━━ DATA FOR PROCESSING ━━

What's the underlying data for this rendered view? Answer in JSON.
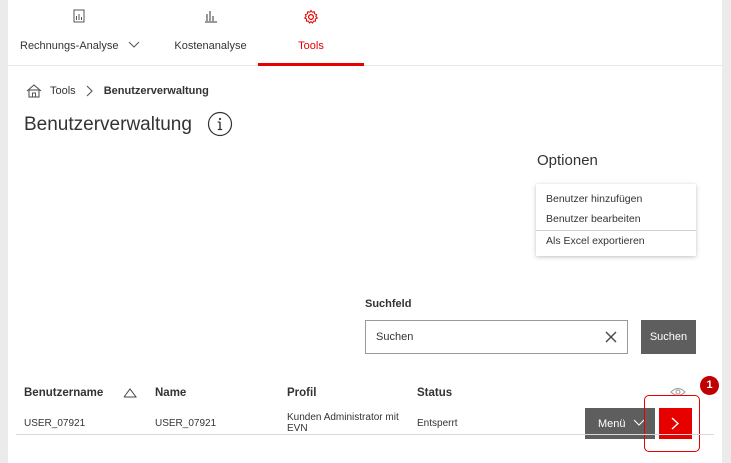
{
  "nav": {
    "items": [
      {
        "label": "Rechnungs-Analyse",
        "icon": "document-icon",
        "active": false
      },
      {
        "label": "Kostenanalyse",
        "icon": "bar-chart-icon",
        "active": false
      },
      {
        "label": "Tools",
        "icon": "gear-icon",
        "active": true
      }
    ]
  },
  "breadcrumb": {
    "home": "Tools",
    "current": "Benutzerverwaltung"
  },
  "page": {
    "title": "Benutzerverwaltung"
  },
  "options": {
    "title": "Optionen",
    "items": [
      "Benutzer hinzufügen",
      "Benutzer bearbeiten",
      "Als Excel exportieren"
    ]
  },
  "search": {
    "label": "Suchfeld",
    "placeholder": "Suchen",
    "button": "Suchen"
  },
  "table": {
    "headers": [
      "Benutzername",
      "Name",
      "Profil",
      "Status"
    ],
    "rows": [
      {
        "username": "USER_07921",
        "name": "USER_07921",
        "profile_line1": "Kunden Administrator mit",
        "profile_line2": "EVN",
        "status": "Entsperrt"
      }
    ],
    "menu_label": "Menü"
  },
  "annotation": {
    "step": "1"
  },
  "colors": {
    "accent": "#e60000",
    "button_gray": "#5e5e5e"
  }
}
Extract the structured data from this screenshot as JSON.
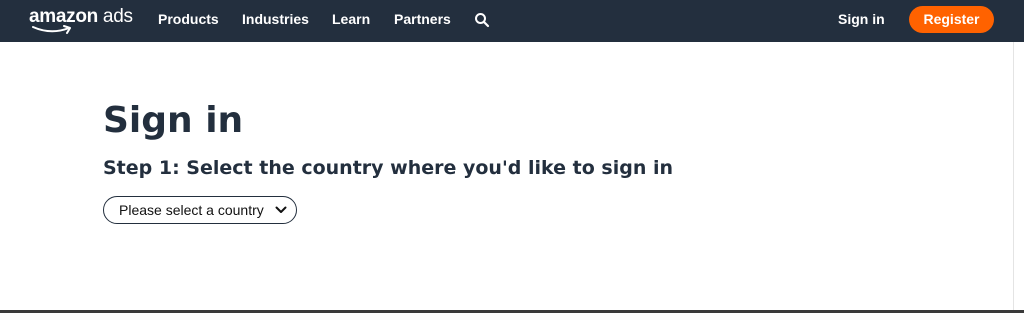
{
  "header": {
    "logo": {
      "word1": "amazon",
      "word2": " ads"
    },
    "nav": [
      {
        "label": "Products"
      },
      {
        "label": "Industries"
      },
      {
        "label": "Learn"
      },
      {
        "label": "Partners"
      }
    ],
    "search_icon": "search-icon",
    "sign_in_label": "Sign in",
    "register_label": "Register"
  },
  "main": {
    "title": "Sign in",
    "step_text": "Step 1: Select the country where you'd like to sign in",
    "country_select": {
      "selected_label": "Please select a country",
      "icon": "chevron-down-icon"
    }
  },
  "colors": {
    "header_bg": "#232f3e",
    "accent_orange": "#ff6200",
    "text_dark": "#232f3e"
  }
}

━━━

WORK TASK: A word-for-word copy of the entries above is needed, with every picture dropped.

TASK SOLUTION:
What's the underlying data for this rendered view? Answer in JSON.
{
  "nav": {
    "items": [
      {
        "label": "Rechnungs-Analyse",
        "icon": "document-icon",
        "active": false
      },
      {
        "label": "Kostenanalyse",
        "icon": "bar-chart-icon",
        "active": false
      },
      {
        "label": "Tools",
        "icon": "gear-icon",
        "active": true
      }
    ]
  },
  "breadcrumb": {
    "home": "Tools",
    "current": "Benutzerverwaltung"
  },
  "page": {
    "title": "Benutzerverwaltung"
  },
  "options": {
    "title": "Optionen",
    "items": [
      "Benutzer hinzufügen",
      "Benutzer bearbeiten",
      "Als Excel exportieren"
    ]
  },
  "search": {
    "label": "Suchfeld",
    "placeholder": "Suchen",
    "button": "Suchen"
  },
  "table": {
    "headers": [
      "Benutzername",
      "Name",
      "Profil",
      "Status"
    ],
    "rows": [
      {
        "username": "USER_07921",
        "name": "USER_07921",
        "profile_line1": "Kunden Administrator mit",
        "profile_line2": "EVN",
        "status": "Entsperrt"
      }
    ],
    "menu_label": "Menü"
  },
  "annotation": {
    "step": "1"
  },
  "colors": {
    "accent": "#e60000",
    "button_gray": "#5e5e5e"
  }
}
Extract the structured data from this screenshot as JSON.
{
  "header": {
    "logo": {
      "word1": "amazon",
      "word2": " ads"
    },
    "nav": [
      {
        "label": "Products"
      },
      {
        "label": "Industries"
      },
      {
        "label": "Learn"
      },
      {
        "label": "Partners"
      }
    ],
    "search_icon": "search-icon",
    "sign_in_label": "Sign in",
    "register_label": "Register"
  },
  "main": {
    "title": "Sign in",
    "step_text": "Step 1: Select the country where you'd like to sign in",
    "country_select": {
      "selected_label": "Please select a country",
      "icon": "chevron-down-icon"
    }
  },
  "colors": {
    "header_bg": "#232f3e",
    "accent_orange": "#ff6200",
    "text_dark": "#232f3e"
  }
}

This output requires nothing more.